Food Photography Kit for Under $1,250

Photography gear is expensive. However, thanks to the used market and how good cameras have been for the past decade, for under $1,250, you can buy a really solid food photography camera setup.

£1,000 or about $1,250 doesn't get you many cameras in 2020. However, if you are willing to buy used, you could buy two great lenses and a full-frame professional camera body. Although in this video I talk about Canon equipment, the same products could be purchased from Nikon at a similar price from the 2008 era of photography. I am sure other brands will offer similar specs in the used market; I am just not familiar with them (I have only ever used Canon for 35mm cameras).

For me, a solid food photography setup must include at least a full-frame 35mm camera, a 100mm macro lens, and a 50mm prime lens. If you went for Canon's top lineup of the Canon EF 50mm f/1.2L USM LensCanon EF 100mm f/2.8L Macro IS USM Lens, and Canon EOS 5D Mark IV DSLR camera, you would be spending $47,00 all in. Granted, the setup in this video is not as good as this, but unless you are shooting worldwide campaigns, it will certainly see you through. I have also shot several big campaigns in recent years with the kit listed in my video.

What would you go to budget food photography setup be?

Log in or register to post comments

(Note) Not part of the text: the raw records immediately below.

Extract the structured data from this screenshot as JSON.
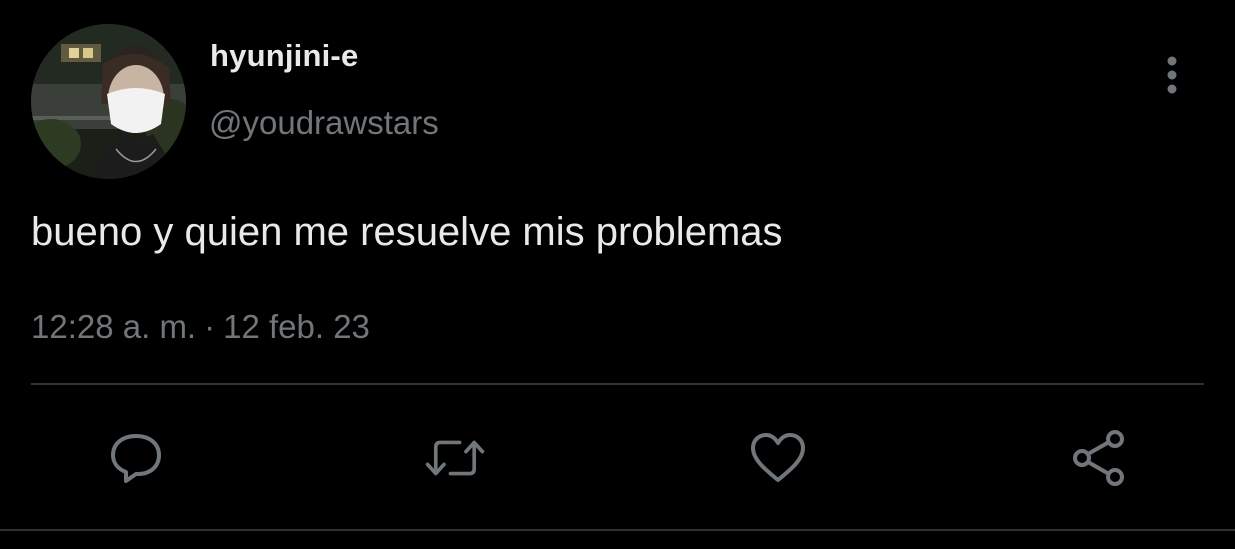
{
  "user": {
    "display_name": "hyunjini-e",
    "handle": "@youdrawstars",
    "avatar_icon": "profile-photo"
  },
  "tweet": {
    "text": "bueno y quien me resuelve mis problemas",
    "time": "12:28 a. m.",
    "separator": "·",
    "date": "12 feb. 23"
  },
  "actions": {
    "reply_icon": "speech-bubble-icon",
    "retweet_icon": "retweet-icon",
    "like_icon": "heart-icon",
    "share_icon": "share-icon",
    "more_icon": "vertical-ellipsis-icon"
  },
  "colors": {
    "background": "#000000",
    "text_primary": "#e7e9ea",
    "text_secondary": "#71767b",
    "divider": "#2f3336"
  }
}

7 Comments

Jeff McCollough's picture

"spending $47,00 all in"

Is Fstoppers interested in hiring an editor?

Thomas McTear's picture

Had to read that twice...lol

Scott Choucino's picture

darn my fat fingers. I will try and fix that.

Jeff McCollough's picture

No worries. Love your content bro!

serious question, why is full-frame important to food photographers? you're shooting at low ISOs with light you have selected, placed, and bounced (or artificially created). Most brands have similar lens choices with 30mm 1.4 offerings and 60m F2.8 macros. also food is rarely shoot at anything less than F2.8 on full frame -- and 90% of the time, you'll be hanging out at F4 (fullframe). Therefore depth of field is not an issue.

Scott Choucino's picture

Hard to give a short answer tho hopefully this points in the direction, it comes down to rendering, how the lens draws and the way the image circle works on a uncropped 35mm sensor.

Depth wise, my work is mostly at f10 and I shoot predominantly flat lays so to get the compression that’s desirable for food you want a 35mm at least if not a 645 sensor.

Jeff McCollough's picture

Dynamic range is another factor. But if you are making money shooting crop then more power to you.